Basic Z88 Computer, vinyl carrying case and manual, new $170 
Z88 Computer, vinyl carrying case, used in working order $1 1 5 
Z88 Computer, non-working for parts. $60. 
EPROM Cartridges 
32Kfor $20 or (3) for $50, 1 28K for $52, 256K for $77. 

RAMs 
32K RAM Cartridge for $25. 
128K RAM Cartridge for $46. 
51 2K RAM Cartridge for $90. 
1 Meg. RAM Cartridge for $172. 
Z88 Serial Printer Cable for $10. 
Z88 Serial to Parallel Printer Interface for $46. 
MACLINK to Z8S, Macintosh to Z88, cable, program, cartridge 

for $26. 

PCLINK to Z88, PC to Z88 cable, program, cartridge for $26. 
Both PCLINK & MACLINK for $50. 
QLINK to Z88, QL to Z88 programs $20. 
AMIGALINK, Amiga to Z88 disk, cable, cartridge for $27. 
Topper, molded hard plastic cover to protect Z88 for $22. 
Z88 MAGIC, best book available for the Z88 for $25. 
BBC BASIC, use this book and learn to fully use the built-in 
language of your Z88 computer, limited supply, priced at $30. 
Z88 Source Book 3rd edition, with your choice of 3 QL or PC 
format disks of PD & Shareware programs for the Z88 for $9. 
NEW!! Z88 Keyboards for replacement, only $22. 
Replacement LCD for $25. 
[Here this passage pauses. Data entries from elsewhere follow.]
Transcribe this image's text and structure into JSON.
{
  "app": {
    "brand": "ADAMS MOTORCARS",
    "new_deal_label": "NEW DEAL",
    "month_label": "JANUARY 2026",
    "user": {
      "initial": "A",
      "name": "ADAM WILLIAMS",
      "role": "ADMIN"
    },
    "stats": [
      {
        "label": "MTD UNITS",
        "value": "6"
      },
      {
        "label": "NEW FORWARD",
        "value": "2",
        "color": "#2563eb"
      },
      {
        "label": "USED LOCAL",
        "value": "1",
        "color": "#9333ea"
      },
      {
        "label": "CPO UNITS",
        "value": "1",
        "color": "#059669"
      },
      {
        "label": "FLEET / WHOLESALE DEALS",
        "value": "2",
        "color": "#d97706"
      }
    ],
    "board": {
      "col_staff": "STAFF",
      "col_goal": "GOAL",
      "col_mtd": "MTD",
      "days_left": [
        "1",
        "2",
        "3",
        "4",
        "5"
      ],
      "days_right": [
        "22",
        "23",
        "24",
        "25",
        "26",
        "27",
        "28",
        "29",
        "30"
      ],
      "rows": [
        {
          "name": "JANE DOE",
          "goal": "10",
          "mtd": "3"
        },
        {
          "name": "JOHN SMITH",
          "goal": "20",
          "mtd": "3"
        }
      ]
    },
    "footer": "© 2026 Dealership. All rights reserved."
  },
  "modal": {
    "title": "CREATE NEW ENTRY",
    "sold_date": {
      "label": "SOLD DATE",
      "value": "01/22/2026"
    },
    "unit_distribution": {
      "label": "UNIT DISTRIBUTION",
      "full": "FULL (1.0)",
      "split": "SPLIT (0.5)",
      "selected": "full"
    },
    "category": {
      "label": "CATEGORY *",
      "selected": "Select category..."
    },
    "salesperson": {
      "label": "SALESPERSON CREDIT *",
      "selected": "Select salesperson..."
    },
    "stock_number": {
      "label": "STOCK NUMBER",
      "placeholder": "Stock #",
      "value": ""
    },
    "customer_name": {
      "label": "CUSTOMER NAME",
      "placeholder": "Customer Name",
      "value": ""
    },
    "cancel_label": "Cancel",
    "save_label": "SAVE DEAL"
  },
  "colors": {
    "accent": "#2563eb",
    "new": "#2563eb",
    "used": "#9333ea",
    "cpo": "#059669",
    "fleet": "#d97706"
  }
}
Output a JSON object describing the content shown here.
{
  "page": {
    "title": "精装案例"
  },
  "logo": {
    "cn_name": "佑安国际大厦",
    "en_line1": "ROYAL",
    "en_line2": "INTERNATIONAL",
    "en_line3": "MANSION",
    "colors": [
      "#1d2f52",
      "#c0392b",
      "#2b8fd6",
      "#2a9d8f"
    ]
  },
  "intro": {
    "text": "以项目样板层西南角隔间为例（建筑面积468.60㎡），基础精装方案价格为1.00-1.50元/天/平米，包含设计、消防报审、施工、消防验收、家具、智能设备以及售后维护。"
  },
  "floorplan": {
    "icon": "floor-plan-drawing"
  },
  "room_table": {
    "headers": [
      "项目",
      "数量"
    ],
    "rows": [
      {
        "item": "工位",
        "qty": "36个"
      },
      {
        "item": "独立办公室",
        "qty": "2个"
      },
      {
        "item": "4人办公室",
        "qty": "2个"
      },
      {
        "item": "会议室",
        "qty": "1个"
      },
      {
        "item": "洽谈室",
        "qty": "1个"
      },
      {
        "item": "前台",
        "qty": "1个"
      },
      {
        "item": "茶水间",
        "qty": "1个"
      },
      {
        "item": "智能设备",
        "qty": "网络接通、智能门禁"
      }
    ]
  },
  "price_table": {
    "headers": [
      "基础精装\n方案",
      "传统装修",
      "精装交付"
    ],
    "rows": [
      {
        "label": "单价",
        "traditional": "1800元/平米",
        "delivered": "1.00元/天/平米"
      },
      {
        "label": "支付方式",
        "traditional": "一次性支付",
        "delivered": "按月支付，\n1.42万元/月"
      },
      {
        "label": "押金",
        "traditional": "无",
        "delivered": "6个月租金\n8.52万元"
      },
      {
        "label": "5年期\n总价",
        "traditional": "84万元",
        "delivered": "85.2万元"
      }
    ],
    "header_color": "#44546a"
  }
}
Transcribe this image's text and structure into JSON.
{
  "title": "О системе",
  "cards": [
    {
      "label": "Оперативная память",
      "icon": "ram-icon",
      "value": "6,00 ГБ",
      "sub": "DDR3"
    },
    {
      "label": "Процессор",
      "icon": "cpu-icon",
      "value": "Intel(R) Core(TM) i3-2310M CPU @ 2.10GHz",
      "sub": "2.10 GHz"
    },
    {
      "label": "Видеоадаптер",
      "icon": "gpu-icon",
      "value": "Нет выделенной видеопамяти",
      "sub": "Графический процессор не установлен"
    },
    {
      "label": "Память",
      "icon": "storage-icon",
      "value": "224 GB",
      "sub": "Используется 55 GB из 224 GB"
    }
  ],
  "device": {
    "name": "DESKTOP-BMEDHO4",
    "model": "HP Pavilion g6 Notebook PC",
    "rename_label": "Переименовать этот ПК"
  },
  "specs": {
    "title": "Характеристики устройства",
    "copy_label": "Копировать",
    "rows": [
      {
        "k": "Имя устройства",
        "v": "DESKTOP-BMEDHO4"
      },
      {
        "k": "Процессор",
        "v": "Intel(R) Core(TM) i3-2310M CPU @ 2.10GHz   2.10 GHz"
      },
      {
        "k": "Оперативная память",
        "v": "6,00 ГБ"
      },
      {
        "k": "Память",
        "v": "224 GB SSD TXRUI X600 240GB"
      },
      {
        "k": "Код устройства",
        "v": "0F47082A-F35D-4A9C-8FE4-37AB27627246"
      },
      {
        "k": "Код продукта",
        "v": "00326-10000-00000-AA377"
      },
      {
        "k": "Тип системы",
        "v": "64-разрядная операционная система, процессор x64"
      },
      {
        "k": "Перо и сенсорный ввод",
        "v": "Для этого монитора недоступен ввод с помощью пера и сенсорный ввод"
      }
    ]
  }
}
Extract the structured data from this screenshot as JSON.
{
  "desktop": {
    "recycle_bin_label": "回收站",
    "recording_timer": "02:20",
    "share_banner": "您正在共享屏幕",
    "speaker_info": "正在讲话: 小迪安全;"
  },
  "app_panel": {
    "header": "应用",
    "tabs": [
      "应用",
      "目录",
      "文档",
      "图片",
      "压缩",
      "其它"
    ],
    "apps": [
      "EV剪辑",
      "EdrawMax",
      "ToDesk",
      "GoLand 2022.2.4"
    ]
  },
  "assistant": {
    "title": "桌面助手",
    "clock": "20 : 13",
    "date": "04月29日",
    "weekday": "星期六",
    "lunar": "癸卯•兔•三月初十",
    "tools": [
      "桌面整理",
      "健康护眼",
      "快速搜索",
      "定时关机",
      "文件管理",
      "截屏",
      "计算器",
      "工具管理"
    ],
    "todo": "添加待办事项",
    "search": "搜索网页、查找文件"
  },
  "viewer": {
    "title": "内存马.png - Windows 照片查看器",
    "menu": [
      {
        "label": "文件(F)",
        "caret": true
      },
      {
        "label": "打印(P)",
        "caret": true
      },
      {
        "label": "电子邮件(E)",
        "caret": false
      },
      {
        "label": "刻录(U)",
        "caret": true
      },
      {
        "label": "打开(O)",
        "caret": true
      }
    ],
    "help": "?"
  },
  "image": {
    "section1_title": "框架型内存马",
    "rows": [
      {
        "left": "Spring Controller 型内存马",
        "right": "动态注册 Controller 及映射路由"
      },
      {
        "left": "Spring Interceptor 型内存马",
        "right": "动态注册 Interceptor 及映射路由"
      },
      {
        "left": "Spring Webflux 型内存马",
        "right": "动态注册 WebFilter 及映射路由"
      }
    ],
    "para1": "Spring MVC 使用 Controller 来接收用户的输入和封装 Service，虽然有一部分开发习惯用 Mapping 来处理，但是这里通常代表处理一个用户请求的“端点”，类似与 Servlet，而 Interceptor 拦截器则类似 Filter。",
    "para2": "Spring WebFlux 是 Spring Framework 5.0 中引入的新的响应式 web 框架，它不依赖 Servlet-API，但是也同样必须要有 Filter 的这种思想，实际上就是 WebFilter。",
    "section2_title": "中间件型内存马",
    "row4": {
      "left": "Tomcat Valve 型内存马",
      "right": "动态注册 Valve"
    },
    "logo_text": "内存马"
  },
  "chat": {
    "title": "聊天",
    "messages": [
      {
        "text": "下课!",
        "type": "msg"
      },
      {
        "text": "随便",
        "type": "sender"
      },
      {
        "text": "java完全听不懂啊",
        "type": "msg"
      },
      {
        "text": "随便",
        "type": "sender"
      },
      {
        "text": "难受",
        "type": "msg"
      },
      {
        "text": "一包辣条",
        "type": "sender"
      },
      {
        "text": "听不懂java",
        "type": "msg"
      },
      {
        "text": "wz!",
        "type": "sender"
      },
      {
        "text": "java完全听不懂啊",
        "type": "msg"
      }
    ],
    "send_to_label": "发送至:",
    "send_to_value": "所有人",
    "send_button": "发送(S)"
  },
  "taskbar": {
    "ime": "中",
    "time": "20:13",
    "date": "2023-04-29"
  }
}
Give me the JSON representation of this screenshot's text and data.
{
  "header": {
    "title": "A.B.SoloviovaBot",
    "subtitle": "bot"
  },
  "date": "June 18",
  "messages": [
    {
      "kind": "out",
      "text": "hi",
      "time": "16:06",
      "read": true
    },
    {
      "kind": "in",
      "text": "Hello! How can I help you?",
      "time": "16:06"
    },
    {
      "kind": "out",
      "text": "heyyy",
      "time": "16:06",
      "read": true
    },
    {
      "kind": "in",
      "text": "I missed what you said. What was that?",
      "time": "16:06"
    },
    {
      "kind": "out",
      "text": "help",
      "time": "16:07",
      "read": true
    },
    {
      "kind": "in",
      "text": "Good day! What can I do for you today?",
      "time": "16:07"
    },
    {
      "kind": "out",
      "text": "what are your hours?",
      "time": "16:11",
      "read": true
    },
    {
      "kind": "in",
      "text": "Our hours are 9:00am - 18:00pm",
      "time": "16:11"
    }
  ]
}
vw _ Sinclair Users List 

Jtr us compile a list of all Sinclair users. Please provide the editor with a list of 

members in your Group. 



CATUG 



Jeff 


Decourtney 


John 


Donaldson 




Dorinson 


Cy 


Herre 


Abed 


Kahale 


Frank 


Kapel 


Phil 


KwitkowsM 




Lebowitz 


Gary 


Lessenberry 


Leo 


Majewski 


Frank 


Mills 


Robert 


Murh 


Jon 


Pagano 


Nazir 


Pashtoon 


Larry 


Sauter 


Robert 


Swoger 


Lee 


Thoreson 


George 


Zimmerman 


RMG 




Rod 


Gowen 


FWD 




Frank 


Davis 


ZXir QLive Alive! 



Carol 


Davis 


Computer 


Classic 


Dan 


Elliot 


VSUG 




Rod 


Humphreys 


Marie 


Kendall 


TTSUC 




George 


Chambers 


LIST 




Robert 


Gilder 


Robert 


Malloy 


CATS 




Francine 


Sklar 


Ruth 


Fegley 


Barry 


Washington 


GCTSUG 




Thomas 


Simon 


Jon 


Kaczor 


WNYXII 




Dane 


Stegman 


Richard 


Norek 


The John 


Oliger Co 


John 


Oliger 


26 



SMUG 




Neil 


Schultz 


LLoyd 


Dreger 


Q-Box 


USA 


John 


Impeilizzeri 


Don 


Walterman 


AFR 


Software 


Albert 


Rodriguez 


Domino 


Cubes 


Mike 


Fink 


Wood St 


Wind 


Bill 


Cable 


NESQLUG 




Ed 


Kingsley 


HATSUG 




Dave 


Bennett ^* 



Platypus 



Al 



Software 

Feng 




Autumn 1997